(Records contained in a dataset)
▼
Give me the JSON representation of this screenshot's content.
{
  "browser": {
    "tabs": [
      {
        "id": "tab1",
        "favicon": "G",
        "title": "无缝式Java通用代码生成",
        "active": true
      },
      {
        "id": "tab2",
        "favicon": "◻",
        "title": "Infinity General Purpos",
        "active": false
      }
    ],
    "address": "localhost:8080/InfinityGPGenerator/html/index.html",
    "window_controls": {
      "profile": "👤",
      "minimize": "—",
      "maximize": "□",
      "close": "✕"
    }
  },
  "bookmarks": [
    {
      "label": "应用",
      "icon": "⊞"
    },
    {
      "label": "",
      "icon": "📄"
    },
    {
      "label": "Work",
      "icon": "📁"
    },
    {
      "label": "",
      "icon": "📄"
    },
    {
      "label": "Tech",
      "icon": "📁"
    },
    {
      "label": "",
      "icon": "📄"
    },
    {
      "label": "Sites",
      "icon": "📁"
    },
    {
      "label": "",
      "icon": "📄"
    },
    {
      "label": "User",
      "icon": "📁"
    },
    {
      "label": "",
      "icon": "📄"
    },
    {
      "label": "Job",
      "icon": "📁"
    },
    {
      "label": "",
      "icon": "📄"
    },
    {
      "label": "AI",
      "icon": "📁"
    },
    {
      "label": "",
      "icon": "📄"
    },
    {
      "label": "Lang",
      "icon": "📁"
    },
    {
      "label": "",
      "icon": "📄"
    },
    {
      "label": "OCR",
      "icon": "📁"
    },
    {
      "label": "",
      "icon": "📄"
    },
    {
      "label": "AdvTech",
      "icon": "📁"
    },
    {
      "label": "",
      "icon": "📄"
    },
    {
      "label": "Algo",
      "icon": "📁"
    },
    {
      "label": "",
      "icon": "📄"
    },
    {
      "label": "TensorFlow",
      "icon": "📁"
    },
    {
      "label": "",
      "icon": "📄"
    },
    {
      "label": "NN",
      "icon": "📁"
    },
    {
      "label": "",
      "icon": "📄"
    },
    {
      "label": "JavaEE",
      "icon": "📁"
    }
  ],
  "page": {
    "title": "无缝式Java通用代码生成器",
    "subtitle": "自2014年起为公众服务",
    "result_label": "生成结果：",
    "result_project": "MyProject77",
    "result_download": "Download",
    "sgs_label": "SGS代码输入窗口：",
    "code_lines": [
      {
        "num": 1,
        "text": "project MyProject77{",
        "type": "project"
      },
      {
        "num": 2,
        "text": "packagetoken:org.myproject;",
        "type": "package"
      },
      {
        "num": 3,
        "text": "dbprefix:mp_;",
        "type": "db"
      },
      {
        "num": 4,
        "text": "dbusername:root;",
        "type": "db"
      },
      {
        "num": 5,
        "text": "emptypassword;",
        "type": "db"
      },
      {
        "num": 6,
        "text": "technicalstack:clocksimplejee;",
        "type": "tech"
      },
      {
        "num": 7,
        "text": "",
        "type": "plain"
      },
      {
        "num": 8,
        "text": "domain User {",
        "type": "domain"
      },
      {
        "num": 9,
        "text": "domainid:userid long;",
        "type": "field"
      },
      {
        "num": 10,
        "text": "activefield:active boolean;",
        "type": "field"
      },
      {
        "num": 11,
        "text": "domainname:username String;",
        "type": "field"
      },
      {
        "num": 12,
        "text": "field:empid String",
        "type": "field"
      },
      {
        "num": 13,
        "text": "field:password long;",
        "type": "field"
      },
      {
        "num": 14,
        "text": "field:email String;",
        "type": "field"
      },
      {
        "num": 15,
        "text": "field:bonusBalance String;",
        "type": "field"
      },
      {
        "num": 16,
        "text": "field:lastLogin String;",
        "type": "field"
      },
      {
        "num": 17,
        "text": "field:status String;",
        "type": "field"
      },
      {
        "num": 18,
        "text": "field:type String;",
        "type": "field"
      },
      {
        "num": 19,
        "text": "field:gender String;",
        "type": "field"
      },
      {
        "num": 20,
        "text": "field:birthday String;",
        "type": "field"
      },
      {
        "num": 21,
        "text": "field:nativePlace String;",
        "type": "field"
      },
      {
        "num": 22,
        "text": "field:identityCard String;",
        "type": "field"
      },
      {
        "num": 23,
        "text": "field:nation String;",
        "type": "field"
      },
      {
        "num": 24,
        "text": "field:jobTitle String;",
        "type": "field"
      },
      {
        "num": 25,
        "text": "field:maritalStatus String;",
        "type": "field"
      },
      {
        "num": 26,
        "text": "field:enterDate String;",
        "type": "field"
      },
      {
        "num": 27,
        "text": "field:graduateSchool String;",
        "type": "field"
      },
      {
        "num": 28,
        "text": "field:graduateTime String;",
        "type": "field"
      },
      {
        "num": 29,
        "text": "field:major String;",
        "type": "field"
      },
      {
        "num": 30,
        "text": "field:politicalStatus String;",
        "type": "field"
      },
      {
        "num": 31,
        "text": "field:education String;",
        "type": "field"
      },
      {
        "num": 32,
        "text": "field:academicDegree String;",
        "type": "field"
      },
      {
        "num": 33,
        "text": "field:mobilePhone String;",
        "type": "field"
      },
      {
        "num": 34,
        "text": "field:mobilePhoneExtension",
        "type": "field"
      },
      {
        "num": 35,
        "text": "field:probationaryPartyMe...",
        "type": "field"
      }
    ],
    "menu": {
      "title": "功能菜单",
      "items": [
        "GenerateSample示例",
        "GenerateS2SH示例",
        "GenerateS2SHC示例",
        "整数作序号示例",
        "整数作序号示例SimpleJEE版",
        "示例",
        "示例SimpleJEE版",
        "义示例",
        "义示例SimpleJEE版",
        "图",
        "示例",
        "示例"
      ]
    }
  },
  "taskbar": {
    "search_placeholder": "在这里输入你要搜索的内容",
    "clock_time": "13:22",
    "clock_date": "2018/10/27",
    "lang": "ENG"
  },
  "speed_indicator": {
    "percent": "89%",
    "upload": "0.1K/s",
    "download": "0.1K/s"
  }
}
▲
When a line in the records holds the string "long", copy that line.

        "text": "domainid:userid long;",
        "text": "field:password long;",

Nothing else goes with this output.